# Aim of the task
Below are records; count the lines among them that include the string "your", and state only the number.

# Data records for software interfaces
┌──

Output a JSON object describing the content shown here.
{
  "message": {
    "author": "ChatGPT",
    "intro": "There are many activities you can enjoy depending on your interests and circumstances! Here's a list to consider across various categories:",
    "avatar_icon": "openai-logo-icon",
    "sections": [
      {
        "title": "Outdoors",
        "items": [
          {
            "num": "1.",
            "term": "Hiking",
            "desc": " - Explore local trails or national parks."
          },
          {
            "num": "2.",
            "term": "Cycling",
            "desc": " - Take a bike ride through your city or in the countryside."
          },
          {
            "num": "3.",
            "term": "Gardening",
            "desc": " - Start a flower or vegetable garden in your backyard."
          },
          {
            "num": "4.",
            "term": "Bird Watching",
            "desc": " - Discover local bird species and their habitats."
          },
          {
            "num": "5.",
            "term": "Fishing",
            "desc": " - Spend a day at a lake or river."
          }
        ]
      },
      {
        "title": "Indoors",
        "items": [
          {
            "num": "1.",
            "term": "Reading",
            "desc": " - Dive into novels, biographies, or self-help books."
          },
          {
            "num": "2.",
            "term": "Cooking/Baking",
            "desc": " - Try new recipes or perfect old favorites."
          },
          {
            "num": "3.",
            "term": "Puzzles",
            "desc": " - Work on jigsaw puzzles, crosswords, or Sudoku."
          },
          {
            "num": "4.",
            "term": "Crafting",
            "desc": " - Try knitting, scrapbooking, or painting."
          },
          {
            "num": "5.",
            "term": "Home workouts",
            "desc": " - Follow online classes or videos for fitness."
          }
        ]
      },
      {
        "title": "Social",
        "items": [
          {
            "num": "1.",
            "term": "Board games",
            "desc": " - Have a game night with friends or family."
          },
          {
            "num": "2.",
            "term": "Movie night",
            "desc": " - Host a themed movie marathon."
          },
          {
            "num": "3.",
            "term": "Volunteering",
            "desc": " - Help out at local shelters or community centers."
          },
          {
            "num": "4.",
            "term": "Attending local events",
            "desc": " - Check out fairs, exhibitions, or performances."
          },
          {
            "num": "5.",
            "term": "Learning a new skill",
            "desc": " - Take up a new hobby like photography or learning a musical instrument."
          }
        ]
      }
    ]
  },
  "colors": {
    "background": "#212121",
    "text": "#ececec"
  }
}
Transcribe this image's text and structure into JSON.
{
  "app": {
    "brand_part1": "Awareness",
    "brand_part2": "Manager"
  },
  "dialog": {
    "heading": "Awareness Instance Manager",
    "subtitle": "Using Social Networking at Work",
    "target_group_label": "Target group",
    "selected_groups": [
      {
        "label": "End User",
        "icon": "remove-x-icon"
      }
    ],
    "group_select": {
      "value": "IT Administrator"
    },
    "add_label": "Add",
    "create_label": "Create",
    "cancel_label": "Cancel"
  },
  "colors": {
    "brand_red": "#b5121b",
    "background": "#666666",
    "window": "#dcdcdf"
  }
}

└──

# Result of the task
3